§ Task item
Without the pictures, return each record as it appears.

§ Records shown
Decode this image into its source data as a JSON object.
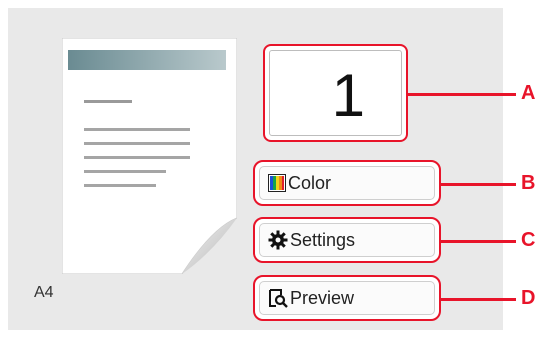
{
  "preview": {
    "paper_size": "A4"
  },
  "copies": {
    "value": "1"
  },
  "buttons": {
    "color": {
      "label": "Color",
      "icon": "color-bars-icon"
    },
    "settings": {
      "label": "Settings",
      "icon": "gear-icon"
    },
    "preview": {
      "label": "Preview",
      "icon": "page-magnifier-icon"
    }
  },
  "callouts": {
    "a": "A",
    "b": "B",
    "c": "C",
    "d": "D"
  },
  "colors": {
    "callout_red": "#e8142a",
    "panel_gray": "#e9e9e9"
  }
}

§ Output
Decode this image into its source data as a JSON object.
{
  "preview": {
    "paper_size": "A4"
  },
  "copies": {
    "value": "1"
  },
  "buttons": {
    "color": {
      "label": "Color",
      "icon": "color-bars-icon"
    },
    "settings": {
      "label": "Settings",
      "icon": "gear-icon"
    },
    "preview": {
      "label": "Preview",
      "icon": "page-magnifier-icon"
    }
  },
  "callouts": {
    "a": "A",
    "b": "B",
    "c": "C",
    "d": "D"
  },
  "colors": {
    "callout_red": "#e8142a",
    "panel_gray": "#e9e9e9"
  }
}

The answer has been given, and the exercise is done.